§ **TASK TO CARRY OUT**
Copy the data as given. No line may be skipped.

** Opening DATA EXTRACT block **

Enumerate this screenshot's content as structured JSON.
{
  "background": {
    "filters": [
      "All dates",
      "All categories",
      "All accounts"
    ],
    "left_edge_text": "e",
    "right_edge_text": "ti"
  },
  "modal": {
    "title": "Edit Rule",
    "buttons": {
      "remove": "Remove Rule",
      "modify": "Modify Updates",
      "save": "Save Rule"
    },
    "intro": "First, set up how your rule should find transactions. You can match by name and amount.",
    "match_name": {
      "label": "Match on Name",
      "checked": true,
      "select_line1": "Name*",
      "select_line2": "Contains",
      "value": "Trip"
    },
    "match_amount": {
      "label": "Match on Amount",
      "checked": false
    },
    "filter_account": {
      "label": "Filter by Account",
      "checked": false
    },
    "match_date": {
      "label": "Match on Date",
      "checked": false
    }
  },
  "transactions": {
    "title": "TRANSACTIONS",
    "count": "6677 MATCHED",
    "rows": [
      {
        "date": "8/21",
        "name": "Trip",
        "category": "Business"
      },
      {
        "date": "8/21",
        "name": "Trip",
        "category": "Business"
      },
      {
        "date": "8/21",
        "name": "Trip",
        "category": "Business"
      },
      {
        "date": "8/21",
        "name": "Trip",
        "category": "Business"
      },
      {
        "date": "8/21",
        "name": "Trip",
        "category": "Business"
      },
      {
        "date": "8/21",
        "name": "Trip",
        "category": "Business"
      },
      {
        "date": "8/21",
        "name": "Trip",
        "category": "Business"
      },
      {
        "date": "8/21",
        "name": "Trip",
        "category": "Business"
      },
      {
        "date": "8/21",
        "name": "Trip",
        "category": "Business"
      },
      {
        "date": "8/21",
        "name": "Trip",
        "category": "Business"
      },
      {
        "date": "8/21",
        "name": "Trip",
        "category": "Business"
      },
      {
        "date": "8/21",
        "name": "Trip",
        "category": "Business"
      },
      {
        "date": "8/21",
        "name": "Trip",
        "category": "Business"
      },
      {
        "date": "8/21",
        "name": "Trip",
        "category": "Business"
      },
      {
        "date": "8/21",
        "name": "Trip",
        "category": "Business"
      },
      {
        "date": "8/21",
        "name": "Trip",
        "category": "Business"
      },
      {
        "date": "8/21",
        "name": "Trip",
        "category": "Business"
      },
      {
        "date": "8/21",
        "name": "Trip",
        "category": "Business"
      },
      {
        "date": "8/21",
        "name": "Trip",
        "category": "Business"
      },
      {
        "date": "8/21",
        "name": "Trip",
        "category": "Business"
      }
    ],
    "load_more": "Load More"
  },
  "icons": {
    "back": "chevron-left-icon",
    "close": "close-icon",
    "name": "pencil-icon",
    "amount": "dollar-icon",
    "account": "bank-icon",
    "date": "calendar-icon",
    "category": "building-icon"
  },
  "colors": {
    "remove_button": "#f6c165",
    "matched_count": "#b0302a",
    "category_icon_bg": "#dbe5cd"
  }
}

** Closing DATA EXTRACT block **

§ **OUTPUT FOR THIS EXERCISE**
Enumerate this screenshot's content as structured JSON.
{
  "background": {
    "filters": [
      "All dates",
      "All categories",
      "All accounts"
    ],
    "left_edge_text": "e",
    "right_edge_text": "ti"
  },
  "modal": {
    "title": "Edit Rule",
    "buttons": {
      "remove": "Remove Rule",
      "modify": "Modify Updates",
      "save": "Save Rule"
    },
    "intro": "First, set up how your rule should find transactions. You can match by name and amount.",
    "match_name": {
      "label": "Match on Name",
      "checked": true,
      "select_line1": "Name*",
      "select_line2": "Contains",
      "value": "Trip"
    },
    "match_amount": {
      "label": "Match on Amount",
      "checked": false
    },
    "filter_account": {
      "label": "Filter by Account",
      "checked": false
    },
    "match_date": {
      "label": "Match on Date",
      "checked": false
    }
  },
  "transactions": {
    "title": "TRANSACTIONS",
    "count": "6677 MATCHED",
    "rows": [
      {
        "date": "8/21",
        "name": "Trip",
        "category": "Business"
      },
      {
        "date": "8/21",
        "name": "Trip",
        "category": "Business"
      },
      {
        "date": "8/21",
        "name": "Trip",
        "category": "Business"
      },
      {
        "date": "8/21",
        "name": "Trip",
        "category": "Business"
      },
      {
        "date": "8/21",
        "name": "Trip",
        "category": "Business"
      },
      {
        "date": "8/21",
        "name": "Trip",
        "category": "Business"
      },
      {
        "date": "8/21",
        "name": "Trip",
        "category": "Business"
      },
      {
        "date": "8/21",
        "name": "Trip",
        "category": "Business"
      },
      {
        "date": "8/21",
        "name": "Trip",
        "category": "Business"
      },
      {
        "date": "8/21",
        "name": "Trip",
        "category": "Business"
      },
      {
        "date": "8/21",
        "name": "Trip",
        "category": "Business"
      },
      {
        "date": "8/21",
        "name": "Trip",
        "category": "Business"
      },
      {
        "date": "8/21",
        "name": "Trip",
        "category": "Business"
      },
      {
        "date": "8/21",
        "name": "Trip",
        "category": "Business"
      },
      {
        "date": "8/21",
        "name": "Trip",
        "category": "Business"
      },
      {
        "date": "8/21",
        "name": "Trip",
        "category": "Business"
      },
      {
        "date": "8/21",
        "name": "Trip",
        "category": "Business"
      },
      {
        "date": "8/21",
        "name": "Trip",
        "category": "Business"
      },
      {
        "date": "8/21",
        "name": "Trip",
        "category": "Business"
      },
      {
        "date": "8/21",
        "name": "Trip",
        "category": "Business"
      }
    ],
    "load_more": "Load More"
  },
  "icons": {
    "back": "chevron-left-icon",
    "close": "close-icon",
    "name": "pencil-icon",
    "amount": "dollar-icon",
    "account": "bank-icon",
    "date": "calendar-icon",
    "category": "building-icon"
  },
  "colors": {
    "remove_button": "#f6c165",
    "matched_count": "#b0302a",
    "category_icon_bg": "#dbe5cd"
  }
}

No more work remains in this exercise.